I was curious how Word covers this case. Try it on your own. Start one or more instances of Word and open Save As dialog in one of it. Now try to open an additional instance by using Windows Start Menu. The new instance will not open. The already opened modal dialog will be brought to front. However, if you try to open some existing document by double-clicking on it you will get the following message:

Microsoft Word - The command cannot be performed because a dialog box is open

Is this what you actually expected? It would be interesting to see what usability experts have to say about this. But let us not open the topic of usability right now. Let’s just stick to our initial requirement - mimic the same behavior.

A simple solution is to have centralized point through which all the dialogs are open. We can then use that central point to count how many open dialogs we have (keep in mind that a modal dialog can open another one modal dialog). Centralizing the dialog handling has another long-term benefit. It will allow us to easily replace our pragmatic solution one day if eventually needed. Such replacement would then be localized and would not affect client code. Covering some additional problems in situations that we are not aware of at the moment will also be simplified if we centralize dialog handling.

The TaskModalDialogsWithSpecialHandling project contained in the sample project shows how this could be done. The TaskModalDialogHandler class represents the centralized point through which WPF dialogs and standard WinForms dialogs are open:

public static class TaskModalDialogHandler
{
    private static readonly object sync = new object();
    private static int numberOfOpenDialogs;

    public static bool? ShowAsTaskModal(this Window dialog)
    {
        return ShowAsTaskModal(dialog.ShowDialog);
    }

    public static DialogResult ShowAsTaskModal(this CommonDialog dialog)
    {
        return ShowAsTaskModal(dialog.ShowDialog);
    }

    internal static T ShowAsTaskModal<T>(Func<T> openDialog)
    {
        lock(sync)
        {
            numberOfOpenDialogs++;
        }
        
        T result = openDialog();

        lock(sync)
        {
            numberOfOpenDialogs--;
        }
        
        return result;
    }

    public static bool IsAnyModalDialogOpen
    {
        get { lock(sync) return numberOfOpenDialogs > 0; }
    }
}

In addition, usage of the TaskModalMessageBox class (available in the same project) ensures that the message boxes will be properly displayed. Run the B_01_OpenApplicationWindows.bat and open any of the dialogs. Then run the B_02_OpenAdditionalApplicationWindow.bat in order to open an additional window. You will get the following message:

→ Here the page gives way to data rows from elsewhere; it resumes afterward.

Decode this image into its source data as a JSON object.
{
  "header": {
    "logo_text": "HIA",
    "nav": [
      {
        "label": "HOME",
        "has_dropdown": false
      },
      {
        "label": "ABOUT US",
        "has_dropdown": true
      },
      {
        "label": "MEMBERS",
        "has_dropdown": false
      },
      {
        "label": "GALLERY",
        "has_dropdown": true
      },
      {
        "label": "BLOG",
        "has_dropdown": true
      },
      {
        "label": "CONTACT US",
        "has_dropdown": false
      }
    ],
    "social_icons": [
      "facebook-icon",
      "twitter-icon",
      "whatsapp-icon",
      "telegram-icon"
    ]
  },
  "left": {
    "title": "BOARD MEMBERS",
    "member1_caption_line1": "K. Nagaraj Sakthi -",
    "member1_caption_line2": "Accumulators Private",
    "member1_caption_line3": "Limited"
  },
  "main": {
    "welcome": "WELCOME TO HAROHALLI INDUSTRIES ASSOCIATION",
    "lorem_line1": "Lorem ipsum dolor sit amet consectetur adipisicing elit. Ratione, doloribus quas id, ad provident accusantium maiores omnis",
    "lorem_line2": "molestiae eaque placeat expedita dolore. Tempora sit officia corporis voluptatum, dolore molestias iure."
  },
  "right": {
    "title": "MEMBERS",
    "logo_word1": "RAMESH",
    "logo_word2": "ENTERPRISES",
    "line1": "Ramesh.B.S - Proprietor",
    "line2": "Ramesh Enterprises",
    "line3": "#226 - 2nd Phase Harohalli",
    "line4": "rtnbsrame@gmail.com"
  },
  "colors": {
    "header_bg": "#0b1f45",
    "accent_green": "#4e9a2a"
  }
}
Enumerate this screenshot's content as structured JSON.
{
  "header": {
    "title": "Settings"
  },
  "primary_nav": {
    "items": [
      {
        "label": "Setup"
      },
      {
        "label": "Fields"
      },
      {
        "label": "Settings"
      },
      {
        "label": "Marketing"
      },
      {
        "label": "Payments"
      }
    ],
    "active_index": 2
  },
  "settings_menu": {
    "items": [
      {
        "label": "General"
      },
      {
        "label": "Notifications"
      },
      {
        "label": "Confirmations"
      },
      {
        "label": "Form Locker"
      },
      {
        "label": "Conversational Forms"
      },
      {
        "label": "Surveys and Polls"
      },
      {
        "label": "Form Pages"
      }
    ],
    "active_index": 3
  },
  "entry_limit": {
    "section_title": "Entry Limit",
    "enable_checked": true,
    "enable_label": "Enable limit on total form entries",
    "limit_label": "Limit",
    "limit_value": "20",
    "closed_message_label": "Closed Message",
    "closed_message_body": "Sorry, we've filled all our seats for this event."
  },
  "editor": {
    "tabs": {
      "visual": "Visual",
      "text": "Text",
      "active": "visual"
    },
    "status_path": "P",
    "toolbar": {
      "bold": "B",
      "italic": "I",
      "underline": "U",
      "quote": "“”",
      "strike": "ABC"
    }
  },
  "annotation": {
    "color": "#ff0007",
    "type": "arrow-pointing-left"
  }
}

New application window cannot be open because a dialog box is open

Open Questions

The pragmatic solution based on the centralized handling of modal dialogs and message boxes is a good starting point toward Word-like behavior. A few questions nevertheless remain open. They should be addressed carefully before using this approach I discussed. The questions are:

  • How much effort would it be to develop pure WPF solution?
    (I have one in mind. Could you think of one?)
  • This analysis does not cover opening of modal WinForms dialogs.
    How do they behave in the whole story? Will they also automatically be task-modals?
  • What about legacy UI controls?
    For example, what if we have some legacy OCX control that opens a dialog window? Will that dialog automatically be task-modal? How can we know at all that the dialog is currently open?
  • How do we enforce exclusive usage of the TaskModalDialogHandler class?
    Just saying to developers “You have to use this instead of calling ShowDialog() directly.” is not enough. Sooner or later, someone will forget that rule and bypass the TaskModalDialogHandler class. How can we statically check that all dialogs and message boxes used in the application are open exclusively through the handler?

The source code used in this blog post is available on GitHub. Download it here.

Wow, you've made it this far :-) The chances are you might like my next blog post as well ;-) Should I let you know when it's out?

Published on May 13, 2013